• _Provided entries_
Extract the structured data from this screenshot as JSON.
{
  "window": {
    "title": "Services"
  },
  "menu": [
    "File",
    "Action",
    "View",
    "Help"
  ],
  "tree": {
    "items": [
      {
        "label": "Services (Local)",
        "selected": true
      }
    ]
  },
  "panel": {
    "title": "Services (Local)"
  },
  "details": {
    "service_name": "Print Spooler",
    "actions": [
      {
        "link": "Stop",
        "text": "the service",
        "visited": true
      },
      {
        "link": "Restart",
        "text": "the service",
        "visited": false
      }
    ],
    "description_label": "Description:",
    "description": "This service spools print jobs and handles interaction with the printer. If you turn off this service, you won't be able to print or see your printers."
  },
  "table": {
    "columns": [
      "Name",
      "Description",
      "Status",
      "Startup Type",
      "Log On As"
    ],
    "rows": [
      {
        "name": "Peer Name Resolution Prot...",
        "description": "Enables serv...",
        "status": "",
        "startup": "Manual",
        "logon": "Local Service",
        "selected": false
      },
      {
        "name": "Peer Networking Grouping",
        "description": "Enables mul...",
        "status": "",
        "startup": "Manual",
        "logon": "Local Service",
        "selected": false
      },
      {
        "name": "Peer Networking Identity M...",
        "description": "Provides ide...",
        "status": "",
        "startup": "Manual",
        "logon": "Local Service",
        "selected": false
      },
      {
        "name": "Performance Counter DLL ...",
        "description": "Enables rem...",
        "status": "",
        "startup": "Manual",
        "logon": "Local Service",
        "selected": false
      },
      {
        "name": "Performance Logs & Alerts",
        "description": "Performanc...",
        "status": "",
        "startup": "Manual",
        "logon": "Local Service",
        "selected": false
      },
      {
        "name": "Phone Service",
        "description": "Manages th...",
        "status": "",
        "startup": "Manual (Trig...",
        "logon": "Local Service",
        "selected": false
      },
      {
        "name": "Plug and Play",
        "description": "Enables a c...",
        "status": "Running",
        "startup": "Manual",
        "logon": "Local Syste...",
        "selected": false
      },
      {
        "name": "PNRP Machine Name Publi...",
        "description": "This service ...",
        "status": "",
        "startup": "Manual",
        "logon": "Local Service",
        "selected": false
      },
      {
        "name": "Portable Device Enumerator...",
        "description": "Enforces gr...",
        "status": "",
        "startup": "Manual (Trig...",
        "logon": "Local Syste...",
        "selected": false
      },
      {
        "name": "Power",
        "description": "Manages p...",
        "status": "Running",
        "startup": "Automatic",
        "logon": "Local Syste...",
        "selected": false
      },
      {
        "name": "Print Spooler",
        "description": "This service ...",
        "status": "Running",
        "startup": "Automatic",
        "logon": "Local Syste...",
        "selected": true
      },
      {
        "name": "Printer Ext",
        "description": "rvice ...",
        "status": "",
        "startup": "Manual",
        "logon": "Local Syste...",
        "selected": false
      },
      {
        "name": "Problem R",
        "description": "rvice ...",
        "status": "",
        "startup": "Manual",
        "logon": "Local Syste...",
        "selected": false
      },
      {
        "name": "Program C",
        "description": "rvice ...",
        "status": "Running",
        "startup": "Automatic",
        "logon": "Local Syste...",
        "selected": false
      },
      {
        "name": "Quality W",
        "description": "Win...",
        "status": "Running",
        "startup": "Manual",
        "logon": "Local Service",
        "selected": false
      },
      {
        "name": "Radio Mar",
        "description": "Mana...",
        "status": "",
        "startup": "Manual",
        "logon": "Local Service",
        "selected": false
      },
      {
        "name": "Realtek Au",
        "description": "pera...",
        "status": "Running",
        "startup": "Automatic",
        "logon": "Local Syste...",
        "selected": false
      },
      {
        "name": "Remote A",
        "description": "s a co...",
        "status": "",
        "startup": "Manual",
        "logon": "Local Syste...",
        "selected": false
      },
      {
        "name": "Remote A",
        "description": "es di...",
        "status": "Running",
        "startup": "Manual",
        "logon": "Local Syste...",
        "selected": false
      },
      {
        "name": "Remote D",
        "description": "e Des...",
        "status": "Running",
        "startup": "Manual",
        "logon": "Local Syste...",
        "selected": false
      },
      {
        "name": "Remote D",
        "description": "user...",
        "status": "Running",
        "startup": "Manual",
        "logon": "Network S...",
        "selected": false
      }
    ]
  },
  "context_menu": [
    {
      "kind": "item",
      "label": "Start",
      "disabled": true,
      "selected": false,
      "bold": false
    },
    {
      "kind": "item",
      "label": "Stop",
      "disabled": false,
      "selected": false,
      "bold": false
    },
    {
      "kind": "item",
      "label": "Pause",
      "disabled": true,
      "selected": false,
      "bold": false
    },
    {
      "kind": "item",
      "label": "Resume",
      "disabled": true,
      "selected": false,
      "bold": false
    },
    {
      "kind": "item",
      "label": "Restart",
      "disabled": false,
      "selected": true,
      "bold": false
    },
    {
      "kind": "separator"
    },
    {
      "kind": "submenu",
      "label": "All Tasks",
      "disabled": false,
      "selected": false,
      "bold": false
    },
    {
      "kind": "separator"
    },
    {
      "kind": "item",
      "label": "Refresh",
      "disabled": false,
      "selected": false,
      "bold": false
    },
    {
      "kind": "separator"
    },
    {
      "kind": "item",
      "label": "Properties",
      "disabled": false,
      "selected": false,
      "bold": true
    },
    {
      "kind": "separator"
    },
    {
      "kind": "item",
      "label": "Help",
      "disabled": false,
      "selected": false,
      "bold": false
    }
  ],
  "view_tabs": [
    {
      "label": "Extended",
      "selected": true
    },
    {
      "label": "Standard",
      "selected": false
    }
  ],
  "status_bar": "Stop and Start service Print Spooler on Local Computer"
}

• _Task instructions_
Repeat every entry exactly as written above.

• _Answer to this task_
Extract the structured data from this screenshot as JSON.
{
  "window": {
    "title": "Services"
  },
  "menu": [
    "File",
    "Action",
    "View",
    "Help"
  ],
  "tree": {
    "items": [
      {
        "label": "Services (Local)",
        "selected": true
      }
    ]
  },
  "panel": {
    "title": "Services (Local)"
  },
  "details": {
    "service_name": "Print Spooler",
    "actions": [
      {
        "link": "Stop",
        "text": "the service",
        "visited": true
      },
      {
        "link": "Restart",
        "text": "the service",
        "visited": false
      }
    ],
    "description_label": "Description:",
    "description": "This service spools print jobs and handles interaction with the printer. If you turn off this service, you won't be able to print or see your printers."
  },
  "table": {
    "columns": [
      "Name",
      "Description",
      "Status",
      "Startup Type",
      "Log On As"
    ],
    "rows": [
      {
        "name": "Peer Name Resolution Prot...",
        "description": "Enables serv...",
        "status": "",
        "startup": "Manual",
        "logon": "Local Service",
        "selected": false
      },
      {
        "name": "Peer Networking Grouping",
        "description": "Enables mul...",
        "status": "",
        "startup": "Manual",
        "logon": "Local Service",
        "selected": false
      },
      {
        "name": "Peer Networking Identity M...",
        "description": "Provides ide...",
        "status": "",
        "startup": "Manual",
        "logon": "Local Service",
        "selected": false
      },
      {
        "name": "Performance Counter DLL ...",
        "description": "Enables rem...",
        "status": "",
        "startup": "Manual",
        "logon": "Local Service",
        "selected": false
      },
      {
        "name": "Performance Logs & Alerts",
        "description": "Performanc...",
        "status": "",
        "startup": "Manual",
        "logon": "Local Service",
        "selected": false
      },
      {
        "name": "Phone Service",
        "description": "Manages th...",
        "status": "",
        "startup": "Manual (Trig...",
        "logon": "Local Service",
        "selected": false
      },
      {
        "name": "Plug and Play",
        "description": "Enables a c...",
        "status": "Running",
        "startup": "Manual",
        "logon": "Local Syste...",
        "selected": false
      },
      {
        "name": "PNRP Machine Name Publi...",
        "description": "This service ...",
        "status": "",
        "startup": "Manual",
        "logon": "Local Service",
        "selected": false
      },
      {
        "name": "Portable Device Enumerator...",
        "description": "Enforces gr...",
        "status": "",
        "startup": "Manual (Trig...",
        "logon": "Local Syste...",
        "selected": false
      },
      {
        "name": "Power",
        "description": "Manages p...",
        "status": "Running",
        "startup": "Automatic",
        "logon": "Local Syste...",
        "selected": false
      },
      {
        "name": "Print Spooler",
        "description": "This service ...",
        "status": "Running",
        "startup": "Automatic",
        "logon": "Local Syste...",
        "selected": true
      },
      {
        "name": "Printer Ext",
        "description": "rvice ...",
        "status": "",
        "startup": "Manual",
        "logon": "Local Syste...",
        "selected": false
      },
      {
        "name": "Problem R",
        "description": "rvice ...",
        "status": "",
        "startup": "Manual",
        "logon": "Local Syste...",
        "selected": false
      },
      {
        "name": "Program C",
        "description": "rvice ...",
        "status": "Running",
        "startup": "Automatic",
        "logon": "Local Syste...",
        "selected": false
      },
      {
        "name": "Quality W",
        "description": "Win...",
        "status": "Running",
        "startup": "Manual",
        "logon": "Local Service",
        "selected": false
      },
      {
        "name": "Radio Mar",
        "description": "Mana...",
        "status": "",
        "startup": "Manual",
        "logon": "Local Service",
        "selected": false
      },
      {
        "name": "Realtek Au",
        "description": "pera...",
        "status": "Running",
        "startup": "Automatic",
        "logon": "Local Syste...",
        "selected": false
      },
      {
        "name": "Remote A",
        "description": "s a co...",
        "status": "",
        "startup": "Manual",
        "logon": "Local Syste...",
        "selected": false
      },
      {
        "name": "Remote A",
        "description": "es di...",
        "status": "Running",
        "startup": "Manual",
        "logon": "Local Syste...",
        "selected": false
      },
      {
        "name": "Remote D",
        "description": "e Des...",
        "status": "Running",
        "startup": "Manual",
        "logon": "Local Syste...",
        "selected": false
      },
      {
        "name": "Remote D",
        "description": "user...",
        "status": "Running",
        "startup": "Manual",
        "logon": "Network S...",
        "selected": false
      }
    ]
  },
  "context_menu": [
    {
      "kind": "item",
      "label": "Start",
      "disabled": true,
      "selected": false,
      "bold": false
    },
    {
      "kind": "item",
      "label": "Stop",
      "disabled": false,
      "selected": false,
      "bold": false
    },
    {
      "kind": "item",
      "label": "Pause",
      "disabled": true,
      "selected": false,
      "bold": false
    },
    {
      "kind": "item",
      "label": "Resume",
      "disabled": true,
      "selected": false,
      "bold": false
    },
    {
      "kind": "item",
      "label": "Restart",
      "disabled": false,
      "selected": true,
      "bold": false
    },
    {
      "kind": "separator"
    },
    {
      "kind": "submenu",
      "label": "All Tasks",
      "disabled": false,
      "selected": false,
      "bold": false
    },
    {
      "kind": "separator"
    },
    {
      "kind": "item",
      "label": "Refresh",
      "disabled": false,
      "selected": false,
      "bold": false
    },
    {
      "kind": "separator"
    },
    {
      "kind": "item",
      "label": "Properties",
      "disabled": false,
      "selected": false,
      "bold": true
    },
    {
      "kind": "separator"
    },
    {
      "kind": "item",
      "label": "Help",
      "disabled": false,
      "selected": false,
      "bold": false
    }
  ],
  "view_tabs": [
    {
      "label": "Extended",
      "selected": true
    },
    {
      "label": "Standard",
      "selected": false
    }
  ],
  "status_bar": "Stop and Start service Print Spooler on Local Computer"
}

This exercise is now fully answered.